According to a summary of the meeting released by the PMO, both the federal and provincial leaders “reaffirmed their commitment to continued collaboration and coordination,” and discussed the ongoing stockpiling of medical supplies and protective gear.
The call also included a discussion about sharing information, and the emergency actions already taken by the various provinces and territories.
On the ongoing procurement, Trudeau announced Friday that the federal government has signed an agreement with Amazon Canada to manage the distribution of this essential equipment to the provinces and territories. Various regions and municipalities continue to express concerns about supply shortages and this week the federal government said it is aggressively pushing forward with procuring more.
Though, personal protective gear is now being sold at inflated prices, in a competitive global market with countries worldwide vying for the much-needed supplies, Health Minister Patty Hajdu said.
Late Thursday, U.S. President Donald Trump invoked the Defense Production Act and requested manufacturing giant 3M cease exports of U.S.-made N95 face masks to Canada despite the company’s warning of “humanitarian implications.”
Trudeau faced questions about the impact this will have on Canada getting the life-saving protective gear that front-line staff need.
He said it would be “a mistake” to reduce the amount of goods exchanged across the Canada-U.S. border, and said it would be a move that “could hurt Americans as much as it hurts anybody else.”
Awaiting a recall of Parliament to pass the major expansion of the wage subsidy program, outgoing Conservative Leader Andrew Scheer said Friday that his caucus wants the government to be more transparent and accountable.
He’s suggesting some form of daily “accountability sessions” where the ministers take questions from opposition MPs, but also wants to see the current modelling and projections that show the federal scope of the pandemic over the next six months.
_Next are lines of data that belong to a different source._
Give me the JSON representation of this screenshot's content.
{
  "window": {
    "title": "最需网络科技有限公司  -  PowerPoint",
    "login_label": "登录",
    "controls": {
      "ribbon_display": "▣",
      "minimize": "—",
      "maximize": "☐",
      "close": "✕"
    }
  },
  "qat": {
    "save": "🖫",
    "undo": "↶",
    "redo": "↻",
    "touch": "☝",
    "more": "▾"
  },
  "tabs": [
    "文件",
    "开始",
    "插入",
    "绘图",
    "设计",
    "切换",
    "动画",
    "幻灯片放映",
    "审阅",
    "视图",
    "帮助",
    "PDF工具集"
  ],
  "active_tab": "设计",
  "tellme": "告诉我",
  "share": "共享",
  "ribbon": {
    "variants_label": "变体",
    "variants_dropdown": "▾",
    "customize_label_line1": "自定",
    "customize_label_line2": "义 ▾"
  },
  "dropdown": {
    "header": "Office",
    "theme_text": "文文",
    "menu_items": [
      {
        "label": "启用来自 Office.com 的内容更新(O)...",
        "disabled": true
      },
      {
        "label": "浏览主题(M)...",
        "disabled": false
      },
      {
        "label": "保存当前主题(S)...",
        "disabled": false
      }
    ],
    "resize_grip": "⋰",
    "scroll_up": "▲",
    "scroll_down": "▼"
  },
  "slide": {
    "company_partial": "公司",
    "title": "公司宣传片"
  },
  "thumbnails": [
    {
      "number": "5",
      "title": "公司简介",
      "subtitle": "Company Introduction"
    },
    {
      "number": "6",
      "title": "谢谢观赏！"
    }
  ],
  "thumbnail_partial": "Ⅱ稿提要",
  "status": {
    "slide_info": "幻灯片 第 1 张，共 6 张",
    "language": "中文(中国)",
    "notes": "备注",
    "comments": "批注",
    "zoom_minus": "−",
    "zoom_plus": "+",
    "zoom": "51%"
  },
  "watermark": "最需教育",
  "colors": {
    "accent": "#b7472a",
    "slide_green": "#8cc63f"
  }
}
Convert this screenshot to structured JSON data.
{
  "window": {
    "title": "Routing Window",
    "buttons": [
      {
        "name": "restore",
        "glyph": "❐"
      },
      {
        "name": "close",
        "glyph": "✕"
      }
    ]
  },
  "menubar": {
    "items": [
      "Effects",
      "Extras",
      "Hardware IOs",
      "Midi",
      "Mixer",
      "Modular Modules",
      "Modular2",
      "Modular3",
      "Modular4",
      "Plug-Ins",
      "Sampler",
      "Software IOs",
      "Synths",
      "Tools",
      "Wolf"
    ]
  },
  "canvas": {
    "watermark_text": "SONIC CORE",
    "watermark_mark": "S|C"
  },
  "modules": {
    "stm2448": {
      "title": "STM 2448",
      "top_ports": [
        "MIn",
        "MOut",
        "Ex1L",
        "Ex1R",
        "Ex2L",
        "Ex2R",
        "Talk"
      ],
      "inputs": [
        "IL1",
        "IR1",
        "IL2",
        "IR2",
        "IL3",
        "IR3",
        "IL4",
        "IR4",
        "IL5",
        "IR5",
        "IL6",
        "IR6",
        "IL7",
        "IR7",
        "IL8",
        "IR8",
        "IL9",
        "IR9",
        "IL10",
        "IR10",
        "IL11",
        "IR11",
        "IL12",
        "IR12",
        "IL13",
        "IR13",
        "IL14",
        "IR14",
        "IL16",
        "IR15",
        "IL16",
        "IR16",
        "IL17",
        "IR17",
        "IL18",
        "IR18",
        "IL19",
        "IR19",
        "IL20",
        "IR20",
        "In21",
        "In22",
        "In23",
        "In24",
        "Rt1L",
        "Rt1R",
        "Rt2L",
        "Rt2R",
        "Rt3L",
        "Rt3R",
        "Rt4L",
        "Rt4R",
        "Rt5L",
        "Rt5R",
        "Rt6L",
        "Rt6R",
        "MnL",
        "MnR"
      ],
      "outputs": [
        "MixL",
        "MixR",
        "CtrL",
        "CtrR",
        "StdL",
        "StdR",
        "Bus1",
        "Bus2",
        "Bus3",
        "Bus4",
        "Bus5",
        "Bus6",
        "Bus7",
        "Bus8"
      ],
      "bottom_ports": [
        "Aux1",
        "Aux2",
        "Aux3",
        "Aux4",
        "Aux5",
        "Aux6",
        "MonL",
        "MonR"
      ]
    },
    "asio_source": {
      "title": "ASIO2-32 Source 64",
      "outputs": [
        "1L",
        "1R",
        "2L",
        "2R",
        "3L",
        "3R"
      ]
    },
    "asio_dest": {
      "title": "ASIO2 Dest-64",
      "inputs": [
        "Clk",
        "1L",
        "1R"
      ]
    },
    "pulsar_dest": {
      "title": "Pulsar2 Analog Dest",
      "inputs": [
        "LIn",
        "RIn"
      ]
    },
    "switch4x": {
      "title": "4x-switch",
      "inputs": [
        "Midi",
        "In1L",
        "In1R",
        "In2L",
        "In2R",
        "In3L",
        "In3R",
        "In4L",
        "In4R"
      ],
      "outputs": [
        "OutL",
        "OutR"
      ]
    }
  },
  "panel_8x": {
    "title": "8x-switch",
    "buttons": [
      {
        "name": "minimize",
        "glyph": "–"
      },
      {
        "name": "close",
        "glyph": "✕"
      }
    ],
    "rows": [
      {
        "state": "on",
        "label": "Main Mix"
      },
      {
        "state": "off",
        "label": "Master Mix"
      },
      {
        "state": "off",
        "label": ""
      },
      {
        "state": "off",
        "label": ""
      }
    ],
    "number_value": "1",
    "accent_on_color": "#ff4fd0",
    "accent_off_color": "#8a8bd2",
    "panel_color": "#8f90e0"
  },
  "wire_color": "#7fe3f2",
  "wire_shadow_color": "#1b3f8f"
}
“Mr. Trudeau says his government is being guided by the evidence, so it’s time to release that evidence,” Scheer said.